Building ASP.NET Applications with C#Builder for Microsoft .NET
This article focuses on C#Builder support for ASP.NET. C#Builder offers several useful tools for setting up and designing a graphical user interface via drag-and-drop. While designing a page, you'll see how easily C#Builder adds tables and controls and implements data access. It's simple to switch between design view and code, and you get both an HTML editor and a C# code editor for adding logic to your application. You also have access to options that help you manage an application's configuration. This article goes beyond what's available in the documentation by filling in gaps and offering tips and tricks that I've learned along the way.
Setting Up an ASP.NET Project
Starting off with the C#Builder IDE open, select File, New, Other to bring up the New Items dialog box (see Figure 1).
Figure 1 The New Items dialog box lets you select the type of project you want to create with C#Builder. Selecting an item launches a wizard that starts you off with a template of the selected project type.

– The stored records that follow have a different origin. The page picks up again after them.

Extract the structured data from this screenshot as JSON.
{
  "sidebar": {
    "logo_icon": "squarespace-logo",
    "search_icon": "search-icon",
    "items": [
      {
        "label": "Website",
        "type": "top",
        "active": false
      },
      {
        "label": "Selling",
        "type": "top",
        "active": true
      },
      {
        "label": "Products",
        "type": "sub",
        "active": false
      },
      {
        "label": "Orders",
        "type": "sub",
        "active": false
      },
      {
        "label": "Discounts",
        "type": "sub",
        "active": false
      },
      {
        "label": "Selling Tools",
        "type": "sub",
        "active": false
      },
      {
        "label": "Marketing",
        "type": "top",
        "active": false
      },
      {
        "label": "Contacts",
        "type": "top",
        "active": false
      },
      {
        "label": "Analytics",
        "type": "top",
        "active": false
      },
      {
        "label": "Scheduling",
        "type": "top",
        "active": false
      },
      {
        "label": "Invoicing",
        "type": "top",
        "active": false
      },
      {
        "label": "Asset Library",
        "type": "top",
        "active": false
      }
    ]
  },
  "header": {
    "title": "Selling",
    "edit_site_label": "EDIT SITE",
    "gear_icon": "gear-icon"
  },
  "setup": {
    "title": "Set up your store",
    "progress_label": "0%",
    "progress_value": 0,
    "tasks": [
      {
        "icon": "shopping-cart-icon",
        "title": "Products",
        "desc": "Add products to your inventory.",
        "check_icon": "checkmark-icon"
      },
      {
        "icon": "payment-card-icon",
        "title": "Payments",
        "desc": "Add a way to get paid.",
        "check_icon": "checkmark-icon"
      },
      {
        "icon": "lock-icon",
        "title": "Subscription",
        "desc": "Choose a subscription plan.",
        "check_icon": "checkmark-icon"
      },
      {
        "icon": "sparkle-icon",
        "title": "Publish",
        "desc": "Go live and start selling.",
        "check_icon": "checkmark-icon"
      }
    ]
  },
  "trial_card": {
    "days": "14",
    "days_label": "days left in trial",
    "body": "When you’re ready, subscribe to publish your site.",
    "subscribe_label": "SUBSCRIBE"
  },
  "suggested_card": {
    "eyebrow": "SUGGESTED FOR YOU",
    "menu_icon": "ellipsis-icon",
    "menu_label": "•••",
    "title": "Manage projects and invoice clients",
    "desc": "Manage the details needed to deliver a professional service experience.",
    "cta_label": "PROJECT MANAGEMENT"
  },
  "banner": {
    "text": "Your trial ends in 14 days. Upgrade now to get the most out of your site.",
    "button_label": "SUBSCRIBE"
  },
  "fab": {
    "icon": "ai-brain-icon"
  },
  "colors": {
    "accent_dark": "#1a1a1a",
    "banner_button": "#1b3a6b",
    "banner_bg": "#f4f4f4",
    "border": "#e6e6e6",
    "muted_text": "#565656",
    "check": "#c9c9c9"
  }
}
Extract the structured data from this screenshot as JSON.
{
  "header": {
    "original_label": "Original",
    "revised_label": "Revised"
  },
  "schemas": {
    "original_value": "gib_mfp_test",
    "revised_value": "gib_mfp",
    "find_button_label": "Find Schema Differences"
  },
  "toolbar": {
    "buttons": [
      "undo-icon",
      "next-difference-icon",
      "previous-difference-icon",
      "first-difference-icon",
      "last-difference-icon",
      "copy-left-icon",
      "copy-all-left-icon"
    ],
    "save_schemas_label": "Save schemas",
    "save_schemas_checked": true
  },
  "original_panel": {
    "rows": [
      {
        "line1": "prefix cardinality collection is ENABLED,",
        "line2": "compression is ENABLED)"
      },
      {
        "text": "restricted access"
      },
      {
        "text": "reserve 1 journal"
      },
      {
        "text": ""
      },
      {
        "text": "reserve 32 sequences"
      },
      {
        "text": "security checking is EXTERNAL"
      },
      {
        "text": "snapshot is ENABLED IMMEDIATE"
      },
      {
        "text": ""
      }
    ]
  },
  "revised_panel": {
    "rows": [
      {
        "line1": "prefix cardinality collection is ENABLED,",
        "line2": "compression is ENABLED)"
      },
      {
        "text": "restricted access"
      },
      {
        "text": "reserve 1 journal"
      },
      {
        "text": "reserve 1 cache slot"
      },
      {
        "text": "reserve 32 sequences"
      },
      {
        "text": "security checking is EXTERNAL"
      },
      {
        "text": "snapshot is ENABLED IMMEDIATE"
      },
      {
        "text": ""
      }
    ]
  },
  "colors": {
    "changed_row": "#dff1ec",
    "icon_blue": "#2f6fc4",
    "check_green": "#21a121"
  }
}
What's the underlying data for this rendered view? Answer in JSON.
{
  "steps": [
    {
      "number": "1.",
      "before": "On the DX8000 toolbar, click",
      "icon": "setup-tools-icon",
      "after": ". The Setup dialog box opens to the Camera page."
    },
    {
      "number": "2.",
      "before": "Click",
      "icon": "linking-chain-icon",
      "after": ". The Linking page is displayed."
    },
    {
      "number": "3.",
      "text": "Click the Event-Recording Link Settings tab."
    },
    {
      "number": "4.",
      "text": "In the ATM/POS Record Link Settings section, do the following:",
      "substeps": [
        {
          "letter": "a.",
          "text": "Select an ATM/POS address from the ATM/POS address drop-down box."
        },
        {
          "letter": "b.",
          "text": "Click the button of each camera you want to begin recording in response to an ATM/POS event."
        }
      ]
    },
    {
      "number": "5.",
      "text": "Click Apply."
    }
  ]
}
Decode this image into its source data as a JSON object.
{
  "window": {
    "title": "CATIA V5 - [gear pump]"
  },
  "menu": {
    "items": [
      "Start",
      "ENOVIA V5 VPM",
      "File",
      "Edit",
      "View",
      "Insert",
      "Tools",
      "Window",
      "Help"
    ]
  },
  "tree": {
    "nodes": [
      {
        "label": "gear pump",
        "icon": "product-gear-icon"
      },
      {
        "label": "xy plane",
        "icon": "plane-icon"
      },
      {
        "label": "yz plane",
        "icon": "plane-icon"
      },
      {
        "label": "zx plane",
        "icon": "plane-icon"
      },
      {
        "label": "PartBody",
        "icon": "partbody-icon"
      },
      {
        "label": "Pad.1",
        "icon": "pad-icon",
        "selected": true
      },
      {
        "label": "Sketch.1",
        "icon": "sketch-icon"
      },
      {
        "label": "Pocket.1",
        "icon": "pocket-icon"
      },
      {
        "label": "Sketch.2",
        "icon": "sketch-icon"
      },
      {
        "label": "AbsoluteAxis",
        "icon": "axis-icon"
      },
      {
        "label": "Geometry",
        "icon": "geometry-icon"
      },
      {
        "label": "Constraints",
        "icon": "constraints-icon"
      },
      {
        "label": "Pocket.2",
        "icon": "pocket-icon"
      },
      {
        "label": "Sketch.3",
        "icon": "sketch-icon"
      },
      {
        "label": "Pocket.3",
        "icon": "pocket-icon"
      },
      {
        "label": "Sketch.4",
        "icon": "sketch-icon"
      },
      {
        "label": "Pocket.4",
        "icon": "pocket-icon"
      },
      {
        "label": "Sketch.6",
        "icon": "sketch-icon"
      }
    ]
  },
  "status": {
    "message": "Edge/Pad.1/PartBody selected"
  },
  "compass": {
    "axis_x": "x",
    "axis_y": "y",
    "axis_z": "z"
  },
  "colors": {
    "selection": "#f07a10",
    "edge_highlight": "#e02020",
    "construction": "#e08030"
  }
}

At this point, it's tempting to just select the project type you want to develop and step through the wizard. For experimenting with the IDE and quick samples, this method is fine, but I prefer having more control over where and how my projects are generated. Just selecting a project type and accepting the default locations to save files will leave you with project groups and projects in the same directory. So the first thing I do in the New Items dialog box is select the Other Files folder and then select Project Group.
A project group is the top level in the project management hierarchy and exists as a way to group multiple projects in a single workspace. I want my file structure to reflect this hierarchy; the technique I just described creates a blank project group exactly where I want it.
I begin adding projects to my new project group by selecting File, New, Other, selecting the C# ASP Projects folder, and double-clicking the ASP.NET Web Application icon to run the wizard (see Figure 2).
Figure 2 The New ASP.NET Application dialog box allows you to customize the setup of an ASP.NET application. Salient features include selection of physical directory and choice of web server.
One of the things I like about the ASP.NET project wizard is the ability to specify where my files will be located. This may not seem important to some people. However, if you've worked with an editor or tool that doesn't give you this option, you would appreciate not having to manually create a physical directory where you want your project located and then having to create a virtual directory in IIS.
Another notable feature of the New ASP.NET Application dialog box is a choice of web server. The default is using IIS and providing configuration options for the virtual directory. You can also select the Cassini web server, which is an open source project developed by the Microsoft ASP.NET team. You can find the source code for Cassini in the C:\Program Files\Borland\BDS\1.0\Examples\C#\Cassini directory (exact location can vary, depending on C#Builder installation choices).